The global environmental lobby group said its Arctic Sunrise icebreaker intended to enter the Northern Sea Route to protest at work being conducted jointly by Russia's Rosneft energy giant and its US partner ExxonMobil.
Arctic Sunrise confronted the Rosneft-contracted Akademik Lazarev last week near the Barents Sea as the Russian vessel was performing powerful seismic sounding tests.
The environmental watchdog said Russian authorities had refused it permission to enter the Northern Sea Route on three separate occasions citing concerns about the ship's ability to withstand thick ice.

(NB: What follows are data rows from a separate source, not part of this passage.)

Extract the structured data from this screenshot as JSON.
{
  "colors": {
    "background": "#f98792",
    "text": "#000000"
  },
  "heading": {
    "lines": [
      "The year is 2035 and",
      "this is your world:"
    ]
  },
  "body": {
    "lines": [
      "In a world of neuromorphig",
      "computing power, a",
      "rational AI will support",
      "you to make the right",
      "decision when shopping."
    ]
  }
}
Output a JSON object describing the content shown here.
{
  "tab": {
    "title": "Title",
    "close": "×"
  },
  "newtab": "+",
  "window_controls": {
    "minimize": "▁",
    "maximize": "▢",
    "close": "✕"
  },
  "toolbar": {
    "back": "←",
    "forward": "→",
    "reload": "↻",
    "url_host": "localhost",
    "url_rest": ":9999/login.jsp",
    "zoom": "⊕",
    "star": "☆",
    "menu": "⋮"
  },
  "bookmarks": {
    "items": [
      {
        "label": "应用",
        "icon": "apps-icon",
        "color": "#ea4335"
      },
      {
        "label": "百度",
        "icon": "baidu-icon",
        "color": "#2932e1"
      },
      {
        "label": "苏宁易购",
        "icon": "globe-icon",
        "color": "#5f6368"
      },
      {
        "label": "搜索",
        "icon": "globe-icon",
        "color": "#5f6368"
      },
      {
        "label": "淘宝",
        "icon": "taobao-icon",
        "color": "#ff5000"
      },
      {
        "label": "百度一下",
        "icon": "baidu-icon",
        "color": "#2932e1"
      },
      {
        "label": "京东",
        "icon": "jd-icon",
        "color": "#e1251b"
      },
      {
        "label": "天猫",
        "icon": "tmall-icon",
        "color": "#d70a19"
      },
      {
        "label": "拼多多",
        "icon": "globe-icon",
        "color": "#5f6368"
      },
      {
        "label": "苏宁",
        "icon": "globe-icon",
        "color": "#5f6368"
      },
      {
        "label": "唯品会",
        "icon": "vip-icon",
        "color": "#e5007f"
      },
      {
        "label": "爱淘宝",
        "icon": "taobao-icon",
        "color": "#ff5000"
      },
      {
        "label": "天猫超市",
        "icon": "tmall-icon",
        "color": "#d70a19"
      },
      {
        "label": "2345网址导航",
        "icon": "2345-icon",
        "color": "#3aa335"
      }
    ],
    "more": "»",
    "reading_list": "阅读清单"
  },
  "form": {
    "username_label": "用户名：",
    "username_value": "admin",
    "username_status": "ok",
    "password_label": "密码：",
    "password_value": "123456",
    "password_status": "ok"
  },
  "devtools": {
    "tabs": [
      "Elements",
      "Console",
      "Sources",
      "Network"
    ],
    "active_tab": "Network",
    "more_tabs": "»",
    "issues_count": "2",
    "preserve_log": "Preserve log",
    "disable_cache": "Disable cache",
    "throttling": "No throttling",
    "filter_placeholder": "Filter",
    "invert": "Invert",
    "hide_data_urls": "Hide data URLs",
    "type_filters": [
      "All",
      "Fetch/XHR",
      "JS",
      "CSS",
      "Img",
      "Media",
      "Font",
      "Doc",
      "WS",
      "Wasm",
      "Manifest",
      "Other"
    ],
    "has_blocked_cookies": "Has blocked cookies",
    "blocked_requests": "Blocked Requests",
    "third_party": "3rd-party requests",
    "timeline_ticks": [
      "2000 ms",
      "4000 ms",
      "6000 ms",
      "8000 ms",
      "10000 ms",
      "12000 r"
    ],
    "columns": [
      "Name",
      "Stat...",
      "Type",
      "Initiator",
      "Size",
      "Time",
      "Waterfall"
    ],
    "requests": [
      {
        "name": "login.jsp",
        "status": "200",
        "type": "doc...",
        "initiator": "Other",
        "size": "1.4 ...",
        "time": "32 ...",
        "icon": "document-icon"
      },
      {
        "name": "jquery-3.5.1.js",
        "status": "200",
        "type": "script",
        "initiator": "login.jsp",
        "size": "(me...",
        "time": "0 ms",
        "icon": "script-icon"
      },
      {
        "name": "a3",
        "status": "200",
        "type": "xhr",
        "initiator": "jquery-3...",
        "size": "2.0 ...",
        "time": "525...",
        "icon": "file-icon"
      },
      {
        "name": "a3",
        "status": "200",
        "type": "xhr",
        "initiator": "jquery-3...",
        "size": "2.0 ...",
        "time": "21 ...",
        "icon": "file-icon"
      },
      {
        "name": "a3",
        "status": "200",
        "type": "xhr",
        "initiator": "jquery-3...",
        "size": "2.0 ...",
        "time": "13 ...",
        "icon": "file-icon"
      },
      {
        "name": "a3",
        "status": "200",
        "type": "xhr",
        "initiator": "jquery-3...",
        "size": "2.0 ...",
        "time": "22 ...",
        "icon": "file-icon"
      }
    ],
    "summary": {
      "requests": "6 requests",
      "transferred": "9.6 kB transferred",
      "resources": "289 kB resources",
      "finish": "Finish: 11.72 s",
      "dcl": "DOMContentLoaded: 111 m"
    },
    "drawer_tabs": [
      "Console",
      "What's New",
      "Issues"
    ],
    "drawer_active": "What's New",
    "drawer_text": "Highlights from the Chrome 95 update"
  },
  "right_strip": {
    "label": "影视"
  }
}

"This is a thinly veiled attempt to stifle peaceful protest and keep international attention away from Arctic oil exploration in Russia," Greenpeace Arctic campaigner Christy Ferguson said in a statement.
"The decision to deny us entry to the Kara Sea is completely unjustified and raises serious questions about the level of collusion between the Russian authorities and the oil companies themselves."
Russia's transport ministry did not issue an immediate comment.
Greenpeace said Rosneft and ExxonMobil currently had six vessels in the area conducting survey work under an agreement signed between the two world energy majors in August 2011.
"None of the six oil exploration vessels operating for Rosneft and ExxonMobil in the area has an ice classification as high as the Arctic Sunrise," the Greenpeace statement said.
The Kara Sea sits at the tip of Western Siberia and represents a key stretch of the Northern Sea Route that connects Asia and European markets in summer months.
Both the Russian and US energy companies hope that environmental warming gradually melting the ice will help them tap the vast oil and natural gas resources believed to be buried in the Arctic soil.
The US Geological Survey estimates that the region hides more than a tenth of the world's undiscovered oil and nearly a third of its untouched natural gas reserves.
Explore further: The Arctic: a new frontier for oil, gas firms